Hundreds of middle and high schoolchildren gathered at the Bermuda Underwater Exploration Institute for the second last day of the Youth Climate Summit to learn how businesses and pressure groups have pitched in to protect the environment.
The youngsters, who have followed the weeklong summit, will today select they groups they wanted to back and showcase how they would improve environmental sustainability on the island.
Kisaye Bell and Samiah Fisher, both 16-year-old CedarBridge Academy pupils, said that the summit inspired them to start an eco club at school and possibly continue their activism when they moved on to university.
Kisaye added: “It’s great because we’re not just changing Bermuda with this – we’re changing other parts of the planet.”
The two said that they wanted the eco club to meet businesses to get sponsorship for trash collection and to offer recycling services such as the transformation of old clothes into reusable bags.

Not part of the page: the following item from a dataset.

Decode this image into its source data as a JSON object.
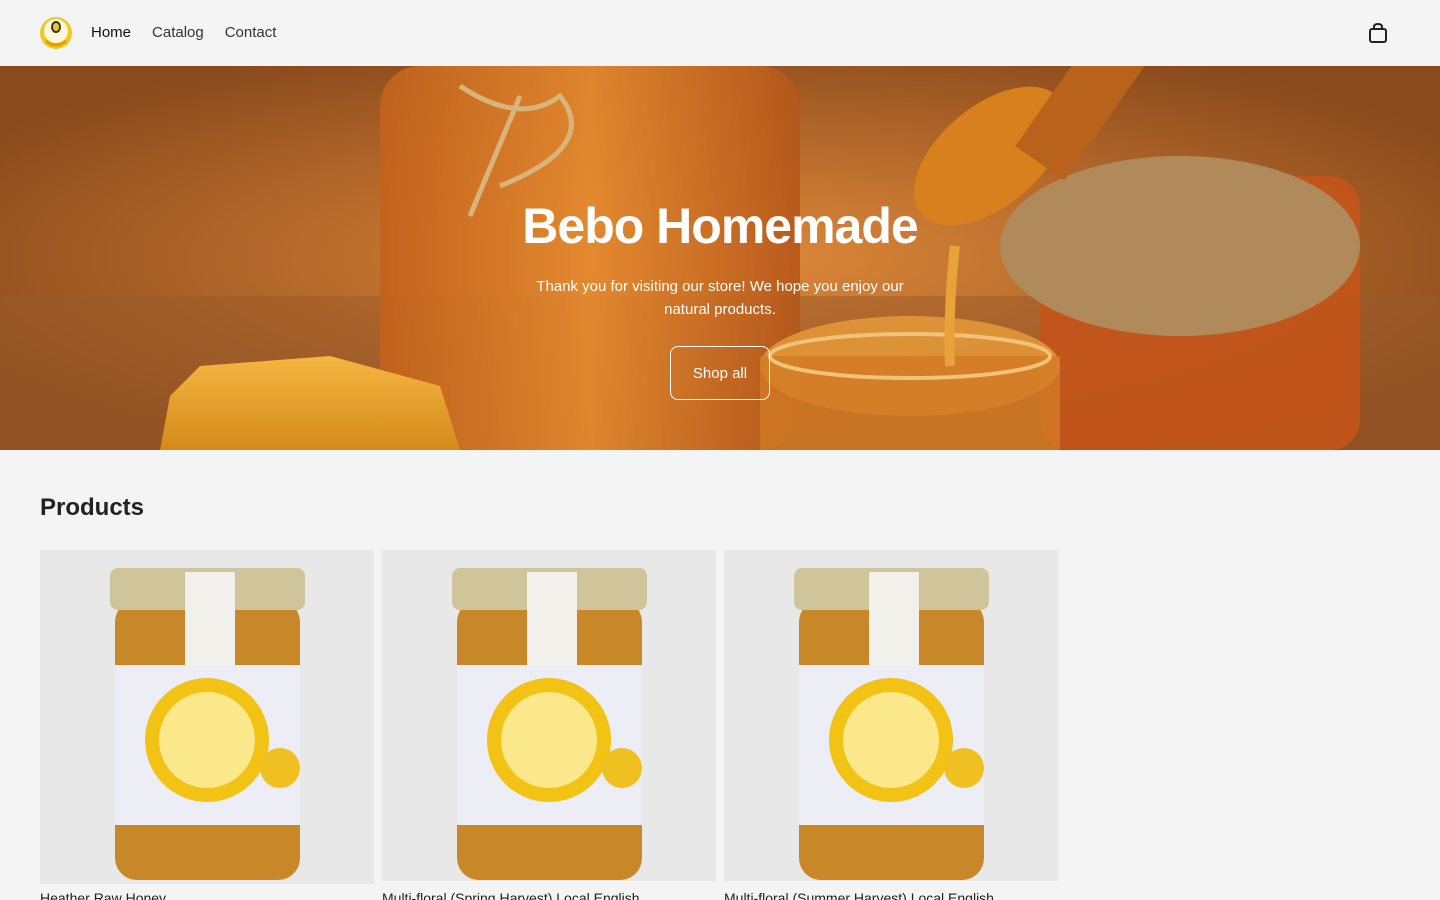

They added that they had volunteered for clean-ups in the past, but neither of them had realised how serious environmental problems were.
Kisaye said: “I’m learning a lot of stuff that I didn’t know about before, especially about how big a change we can make by doing something so little, like reducing plastic bag use.”
Samiah added: “I didn’t know that so many different groups and big organisations were interested in helping.
“It’s really good to see that the community is really coming together to make sure that Bermuda has a future and that we don’t go underwater.
“It was also really fun learning about the different organisations such as Bermuda is Love and what we can do and how little we have to do to change things.
“Now that I have learnt about all the different organisations I really do want to get into it, because I feel like even if I’m just doing it by myself I’m at least making a small change.”
Schoolchildren watched presentations from several businesses and environmental groups.
They also selected made choices from three areas – sustainability, climate justice and conservation – that they hoped to contribute to and today will meet other youngsters with the same goal to discuss how to achieve their goals.
Weldon Wade, of the Bermuda Ocean Prosperity Programme, said that it was “really emotional” to see so many youngsters determined to learn about environmental preservation.
He added: “Most of what fuels the work I do, what gets me up in the morning, is definitely fighting hard to inspire the youth to follow my footsteps in fighting for ocean sustainability.
“I look at the work I do and the work my peers do as a stewardship and we are stewarding our environment for the benefit of future generations.”
Mr Wade said that the summit was part of a bigger effort on the island to combat climate change at home and on a global level.
He added that the recruitment of young people ensured that the movement would continue for years to come.
Mr Wade said: “As a diver, as a Bermudian, as a Black Bermudian and as an ocean conservationist and educator, this summit checks all the boxes for me. I couldn’t be more excited.”
The pupils will present their plans today and select an organisation that they hoped to work with to put their proposals into action.
They will also select representatives to sit on the Youth Climate Advisory Board, who will oversee the protects for the next twelve months.